The first issue was overcome in our family with games. We had family game nights frequently with a wide variety of classic family games (Chess, Backgammon, Scrabble, Trivial Pursuit, Risk, etc.) and some less common but very fun games. (Yacht Race, Carrier Strike, Chopper Strike, 20,000 Leagues Under the Sea Game)
Despite the early lesson, I am still amazed at how gaming can so easily bring people together from different geographies and cultures. This was reinforced for me when I started the DakkaDakka.com website in the late 90's. This little website designed to let local players keep track of league scores and show off their army pictures to each other was attracting visitors from around the world. The site was so popular that it eventually led to a family run game store with a focus on providing a place to socialize and play. The whole adventure with the Dakka Dakka website and store led to a many great friendships that I cherish to this day.
Eventually it was time to have a family and my priorities shifted. Nicole (my wife), John, and I decided it was time to sell the store, and eventually I sold the website as well. But my love for games has never dwindled, especially now that my daughters are becoming old enough to begin to discover the wonder of games. It also turned out to be difficult for me to stop sharing my love of gaming with others, which is one of the reasons that The D6 Generation was born.
Today I enjoy the challenge of balancing my family life, job, and gaming. The D6 Generation allows me to share how I go about that balancing act with others, but more importantly, it keeps me in touch with one of my favorite lessons of childhood: Gaming brings people together from around the world.
Thanks for listening & happy gaming,
[Note: Raef was a founding host of the D6 Generation but has since moved on from the show. He still contributes via The Hollywood Minute segment and occasional guest spots in the third chair.]

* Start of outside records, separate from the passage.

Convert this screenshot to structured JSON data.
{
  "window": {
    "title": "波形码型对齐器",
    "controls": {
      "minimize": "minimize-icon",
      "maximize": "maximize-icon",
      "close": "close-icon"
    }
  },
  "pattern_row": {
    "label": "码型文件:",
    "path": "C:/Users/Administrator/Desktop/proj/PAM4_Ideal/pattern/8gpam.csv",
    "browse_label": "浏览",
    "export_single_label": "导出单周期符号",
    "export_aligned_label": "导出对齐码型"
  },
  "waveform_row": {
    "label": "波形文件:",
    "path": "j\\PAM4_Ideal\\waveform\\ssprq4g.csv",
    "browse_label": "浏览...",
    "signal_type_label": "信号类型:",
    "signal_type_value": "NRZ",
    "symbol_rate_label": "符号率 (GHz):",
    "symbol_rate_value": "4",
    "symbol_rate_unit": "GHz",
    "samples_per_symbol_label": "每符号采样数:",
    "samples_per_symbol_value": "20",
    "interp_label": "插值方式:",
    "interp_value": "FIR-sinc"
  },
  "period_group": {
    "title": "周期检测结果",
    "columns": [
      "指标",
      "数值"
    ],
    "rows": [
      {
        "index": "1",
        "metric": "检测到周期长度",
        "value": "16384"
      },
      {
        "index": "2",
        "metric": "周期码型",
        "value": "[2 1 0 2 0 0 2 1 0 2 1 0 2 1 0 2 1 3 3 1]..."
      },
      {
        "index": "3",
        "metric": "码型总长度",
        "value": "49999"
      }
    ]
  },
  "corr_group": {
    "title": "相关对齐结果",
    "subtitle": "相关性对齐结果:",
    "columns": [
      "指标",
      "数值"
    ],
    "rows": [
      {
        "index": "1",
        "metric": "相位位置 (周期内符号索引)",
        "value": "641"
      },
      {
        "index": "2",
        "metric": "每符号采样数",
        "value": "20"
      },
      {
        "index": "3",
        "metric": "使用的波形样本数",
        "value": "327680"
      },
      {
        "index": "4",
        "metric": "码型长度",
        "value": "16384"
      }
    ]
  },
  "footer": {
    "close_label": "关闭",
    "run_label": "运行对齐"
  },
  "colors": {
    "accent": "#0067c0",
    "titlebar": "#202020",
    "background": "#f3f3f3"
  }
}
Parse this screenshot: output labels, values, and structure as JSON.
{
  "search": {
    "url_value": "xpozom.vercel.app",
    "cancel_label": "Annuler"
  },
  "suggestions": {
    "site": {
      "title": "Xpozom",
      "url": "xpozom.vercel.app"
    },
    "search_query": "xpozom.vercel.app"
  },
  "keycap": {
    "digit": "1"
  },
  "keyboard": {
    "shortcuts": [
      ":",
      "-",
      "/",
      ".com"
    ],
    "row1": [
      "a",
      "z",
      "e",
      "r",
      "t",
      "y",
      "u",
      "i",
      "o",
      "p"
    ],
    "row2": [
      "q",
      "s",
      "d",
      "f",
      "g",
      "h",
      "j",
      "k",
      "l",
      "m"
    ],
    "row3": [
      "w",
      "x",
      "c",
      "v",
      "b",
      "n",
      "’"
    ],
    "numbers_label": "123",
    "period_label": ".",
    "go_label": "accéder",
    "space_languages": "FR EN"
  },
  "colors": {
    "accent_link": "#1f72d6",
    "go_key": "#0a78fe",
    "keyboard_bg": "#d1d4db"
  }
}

I was instantly hooked into miniature wargaming when, as a 12 year old boy, my family took my brother and meto Gettysburg, PA. While there we were in a store, and I saw a 3D terraintable with Confederate and Union Soldiers displayed on the board. I thought it was yet another diorama, but nooooo the shopkeep assured me it was in fact, wait for it, a miniature game. I was instantly hooked, although did not play my first miniature game until I met Craig and Russ and the gang in 1995ish. The game was 40k. Of course, having grown up on RPG's and Computer games goes without saying all the way back the Nintendo systems and D&D. And of course comics became a love of mine at the same time as D&D. Having collected all of the original Todd McFarlane comics, just 'cause I was a kid reading comics, is a proud achievement of mine.